That's how I realized that being drunk doesn't make flying any nice but it makes me not to care.

Long bus routes are like flying. Sans onboard meal and much longer. That's why I try to avoid buses as much as possible.

Trains, on the other hand....
I've always loved trains. There is a theory that it's the genetics, my great-grandfather was a railroad engineer (and a sailor before that) but most likely it's just because.

I'm going to a conference in Leeds. The previous time I checked the airline tickets were around 300 euros, meantime there was that volcano with sexy name (1) doing its job and today the price soared to around 700. And I hate flying. I hear that it's never gonna get any better, prices rising, service worsening, security idiots being idiots... so I simply decided not to fly. It's not that convenient anyway. One day, I'll extend this no flying policy for trips overseas. After all, if the gods had wanted us to fly, they'd give out the tickets for free. (2)

I'm in the midst of planning the train trip via Cologne, Brussels and the tunnel. Exciting.

(1) Sure I know how to write Eyjafjallajökull. I like silly jokes, that's it.
(2) The who gets the Terry Pratchett reference right will get a large sample of Sira des Indes, of which I intend to rant soon.

Tuesday, 11 May 2010

Cry into the darkness

Two ancient Guerlains appeared on eBay last week.

This beauty sold for $1274.

This one went for over $1400.

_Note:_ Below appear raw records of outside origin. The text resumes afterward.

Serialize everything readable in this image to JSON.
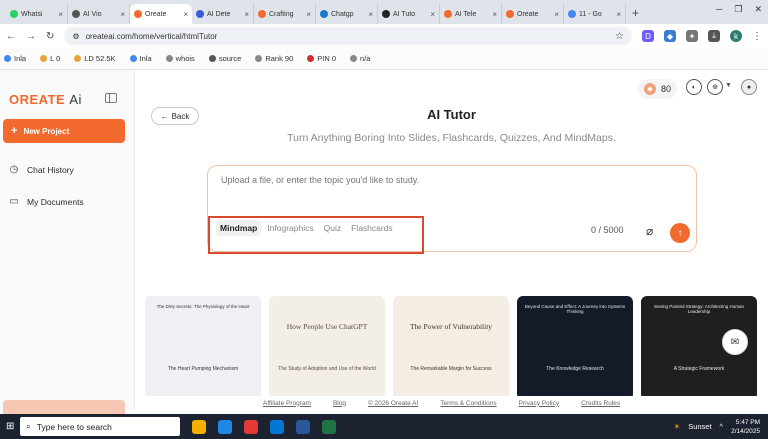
{
  "browser": {
    "tabs": [
      {
        "label": "Whatsi",
        "color": "#25d366"
      },
      {
        "label": "AI Vio",
        "color": "#555555"
      },
      {
        "label": "Oreate",
        "color": "#f26a2e",
        "active": true
      },
      {
        "label": "AI Dete",
        "color": "#3b5bdb"
      },
      {
        "label": "Crafting",
        "color": "#f26a2e"
      },
      {
        "label": "Chatgp",
        "color": "#1976d2"
      },
      {
        "label": "AI Tuto",
        "color": "#222222"
      },
      {
        "label": "AI Tele",
        "color": "#f26a2e"
      },
      {
        "label": "Oreate",
        "color": "#f26a2e"
      },
      {
        "label": "11 - Go",
        "color": "#4285f4"
      }
    ],
    "new_tab": "+",
    "url": "oreateai.com/home/vertical/htmlTutor",
    "profile_initial": "k"
  },
  "seo_bar": [
    {
      "label": "Inla",
      "color": "#4285f4"
    },
    {
      "label": "L 0",
      "color": "#e8a33d"
    },
    {
      "label": "LD 52.5K",
      "color": "#e8a33d"
    },
    {
      "label": "Inla",
      "color": "#4285f4"
    },
    {
      "label": "whois",
      "color": "#888888"
    },
    {
      "label": "source",
      "color": "#555555"
    },
    {
      "label": "Rank 90",
      "color": "#888888"
    },
    {
      "label": "PIN 0",
      "color": "#d32f2f"
    },
    {
      "label": "n/a",
      "color": "#888888"
    }
  ],
  "sidebar": {
    "logo_text": "OREATE",
    "logo_ai": "Ai",
    "new_project": "New Project",
    "items": [
      {
        "label": "Chat History",
        "icon": "clock-icon"
      },
      {
        "label": "My Documents",
        "icon": "folder-icon"
      }
    ]
  },
  "header": {
    "back": "Back",
    "credits": "80",
    "title": "AI Tutor",
    "subtitle": "Turn Anything Boring Into Slides, Flashcards, Quizzes, And MindMaps."
  },
  "composer": {
    "placeholder": "Upload a file, or enter the topic you'd like to study.",
    "modes": [
      "Mindmap",
      "Infographics",
      "Quiz",
      "Flashcards"
    ],
    "selected_mode": "Mindmap",
    "counter": "0 / 5000"
  },
  "cards": [
    {
      "title": "",
      "sub": "The Dirty Secrets: The Physiology of the Heart",
      "foot": "The Heart Pumping Mechanism",
      "bg": "#eef0f3",
      "fg": "#333333"
    },
    {
      "title": "How People Use ChatGPT",
      "sub": "",
      "foot": "The Study of Adoption and Use of the World",
      "bg": "#f4efe6",
      "fg": "#5a4a3a"
    },
    {
      "title": "The Power of Vulnerability",
      "sub": "",
      "foot": "The Remarkable Margin for Success",
      "bg": "#f3ede4",
      "fg": "#3a342c"
    },
    {
      "title": "",
      "sub": "Beyond Cause and Effect: A Journey into Systems Thinking",
      "foot": "The Knowledge Research",
      "bg": "#141a28",
      "fg": "#dfe6f5"
    },
    {
      "title": "",
      "sub": "Seeing Painted Strategy: Architecting Human Leadership",
      "foot": "A Strategic Framework",
      "bg": "#1f1f22",
      "fg": "#e8e8e8"
    }
  ],
  "footer": [
    "Affiliate Program",
    "Blog",
    "© 2026 Oreate AI",
    "Terms & Conditions",
    "Privacy Policy",
    "Credits Rules"
  ],
  "taskbar": {
    "search_placeholder": "Type here to search",
    "weather": "Sunset",
    "time": "5:47 PM",
    "date": "2/14/2025"
  }
}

Guerlains, it could be you earning that money if you relaunched things from your archives. I would be willing to pay some 400-500 euros for Djedi, don't need the posh bottle. I'd love to sniff tens of your creations of the past and I believe I would get some because, admittedly, I care a damn about your violets (the Meteorites powder I got the other day reeks of violet bon bons, damn)

I know that I'm not going to be heard but I just needed to vent. Aaaaargh.

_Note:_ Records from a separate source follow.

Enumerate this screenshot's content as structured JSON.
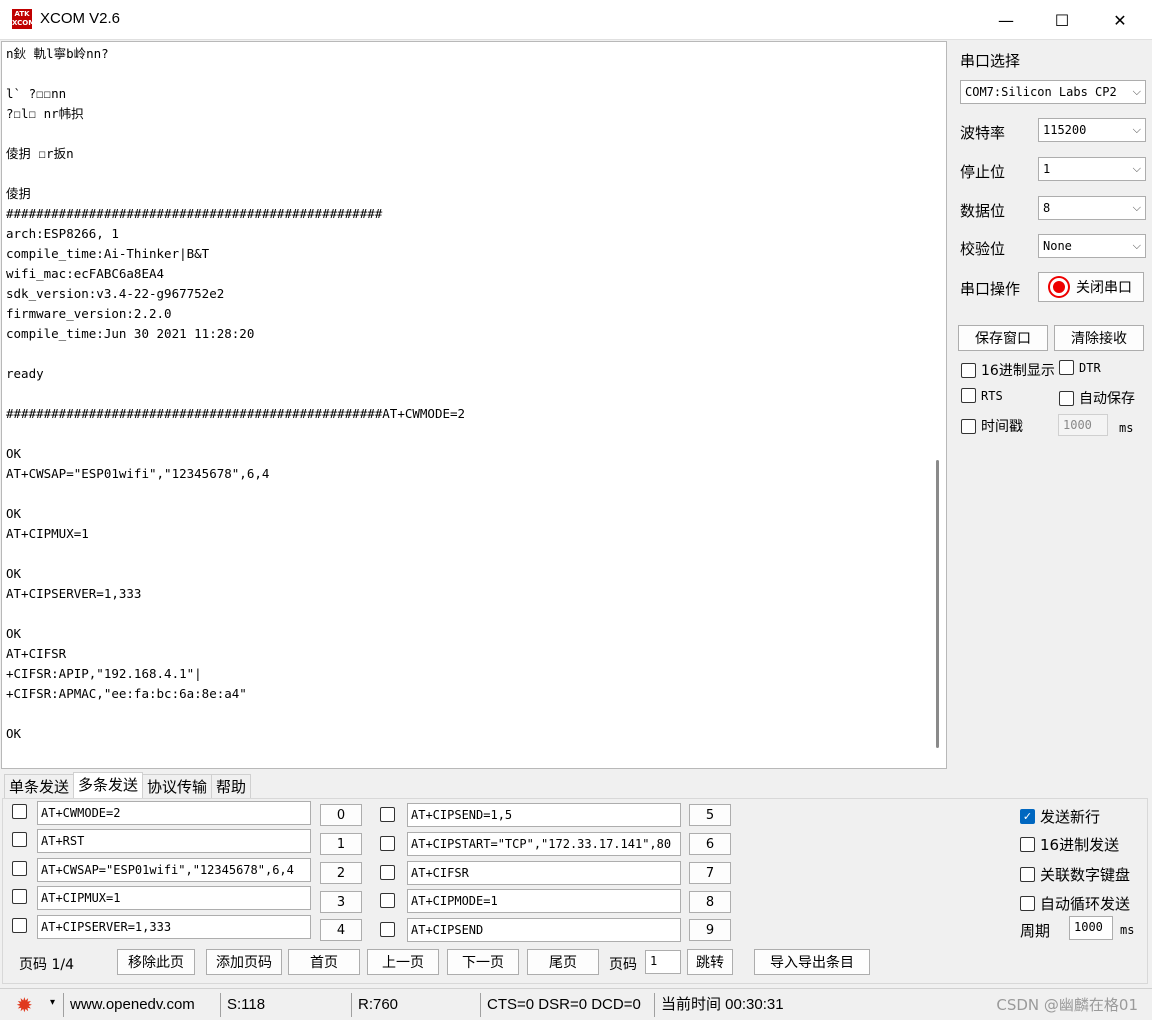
{
  "window": {
    "title": "XCOM V2.6",
    "logo": "ATK XCOM",
    "minimize": "—",
    "maximize": "☐",
    "close": "✕"
  },
  "receive": {
    "lines": [
      "n鈥 軌l寧b岭nn?",
      "",
      "l` ?☐☐nn",
      "?☐l☐ nr帏抧",
      "",
      "倰抈 ☐r扳n",
      "",
      "倰抈",
      "##################################################",
      "arch:ESP8266, 1",
      "compile_time:Ai-Thinker|B&T",
      "wifi_mac:ecFABC6a8EA4",
      "sdk_version:v3.4-22-g967752e2",
      "firmware_version:2.2.0",
      "compile_time:Jun 30 2021 11:28:20",
      "",
      "ready",
      "",
      "##################################################AT+CWMODE=2",
      "",
      "OK",
      "AT+CWSAP=\"ESP01wifi\",\"12345678\",6,4",
      "",
      "OK",
      "AT+CIPMUX=1",
      "",
      "OK",
      "AT+CIPSERVER=1,333",
      "",
      "OK",
      "AT+CIFSR",
      "+CIFSR:APIP,\"192.168.4.1\"|",
      "+CIFSR:APMAC,\"ee:fa:bc:6a:8e:a4\"",
      "",
      "OK"
    ]
  },
  "settings": {
    "port_label": "串口选择",
    "port_value": "COM7:Silicon Labs CP2",
    "baud_label": "波特率",
    "baud_value": "115200",
    "stop_label": "停止位",
    "stop_value": "1",
    "data_label": "数据位",
    "data_value": "8",
    "parity_label": "校验位",
    "parity_value": "None",
    "op_label": "串口操作",
    "op_button": "关闭串口",
    "save_window": "保存窗口",
    "clear_receive": "清除接收",
    "hex_display": "16进制显示",
    "dtr": "DTR",
    "rts": "RTS",
    "auto_save": "自动保存",
    "timestamp": "时间戳",
    "timestamp_value": "1000",
    "timestamp_unit": "ms"
  },
  "tabs": [
    "单条发送",
    "多条发送",
    "协议传输",
    "帮助"
  ],
  "multi_send": {
    "left": [
      {
        "cmd": "AT+CWMODE=2",
        "num": "0"
      },
      {
        "cmd": "AT+RST",
        "num": "1"
      },
      {
        "cmd": "AT+CWSAP=\"ESP01wifi\",\"12345678\",6,4",
        "num": "2"
      },
      {
        "cmd": "AT+CIPMUX=1",
        "num": "3"
      },
      {
        "cmd": "AT+CIPSERVER=1,333",
        "num": "4"
      }
    ],
    "right": [
      {
        "cmd": "AT+CIPSEND=1,5",
        "num": "5"
      },
      {
        "cmd": "AT+CIPSTART=\"TCP\",\"172.33.17.141\",80",
        "num": "6"
      },
      {
        "cmd": "AT+CIFSR",
        "num": "7"
      },
      {
        "cmd": "AT+CIPMODE=1",
        "num": "8"
      },
      {
        "cmd": "AT+CIPSEND",
        "num": "9"
      }
    ],
    "send_newline": "发送新行",
    "hex_send": "16进制发送",
    "link_keypad": "关联数字键盘",
    "auto_loop": "自动循环发送",
    "period_label": "周期",
    "period_value": "1000",
    "period_unit": "ms"
  },
  "pager": {
    "page_info": "页码 1/4",
    "remove_page": "移除此页",
    "add_page": "添加页码",
    "first": "首页",
    "prev": "上一页",
    "next": "下一页",
    "last": "尾页",
    "page_label": "页码",
    "page_value": "1",
    "jump": "跳转",
    "import_export": "导入导出条目"
  },
  "status": {
    "website": "www.openedv.com",
    "sent": "S:118",
    "received": "R:760",
    "signals": "CTS=0 DSR=0 DCD=0",
    "time": "当前时间 00:30:31",
    "watermark": "CSDN @幽麟在格01"
  },
  "colors": {
    "accent": "#0067c0",
    "logo": "#c00000",
    "gear": "#e03a1e"
  }
}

Guerlains, for your information, I'm getting my vintage perfumes elsewhere. Serves you right.

Monday, 3 May 2010


There's a movie called Amerika, based on one of Kafka's short stories.

The theme song is no big deal, I'd say, but the dark stylization oscillating between art deco and greasy industrial atmosphere is utterly cool. Upon seeing that there's a perfume named Amérique, I fell immediately for the name. It took me some time to actually find it, it's been discontinued for long.
First, I got a miniature of EdT which seemed all carnations to me. Carnations have a warm peppery aspect. Also, the sweaty facet of coriander is present and certain bitternes.
Then I got a bottle of extrait and that hit me straight and plain: Fruity chypre. Sometimes one doesn't need complicated metaphors and florid verbiage.

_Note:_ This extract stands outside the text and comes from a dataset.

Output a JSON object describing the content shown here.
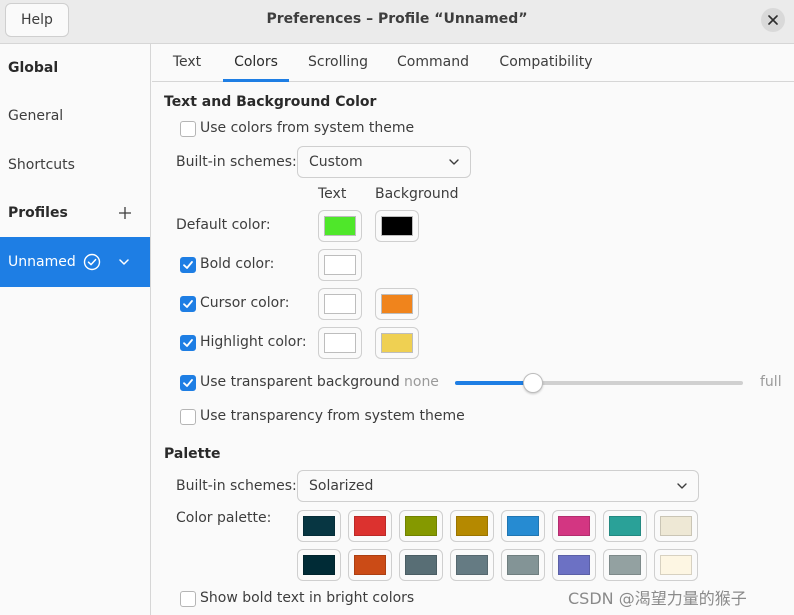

I had imagined Amérique as a cross between Dzongkha and Black Cashmere and I got fruity chypre. For around five seconds, the cognitive dissonance irked me and then I went off to look for something inspirating for this blog post and stumbled upon... and now the weak of heart and those with taste, sit comfortably and have some alcohol at hand.
Okay, here it is, the original advert for Amérique. Ladies, gentlemen, kittens and other creatures, see the Sunday Morning Hangover after Saturday Night Fever.

Did I say that Amérique is very neat fruity chypre? I did? Well, a reminder. Now, instead of brain bleach, a plain pic taken by yours truly on a sunny morning, if you enlarge it in your photoshop, you'll see the blue sky and my elbow reflecting on the stopper.

Amérique was discontinued long ago but it sometimes appears on auction sites or in various corners of the internetz.

Notes for Amérique: rose, jasmine, geranium, mimosa, hyacinth, neroli, chamomile, vetiver, clary sage, coriander, pepper, iris, rosewood, sandalwood.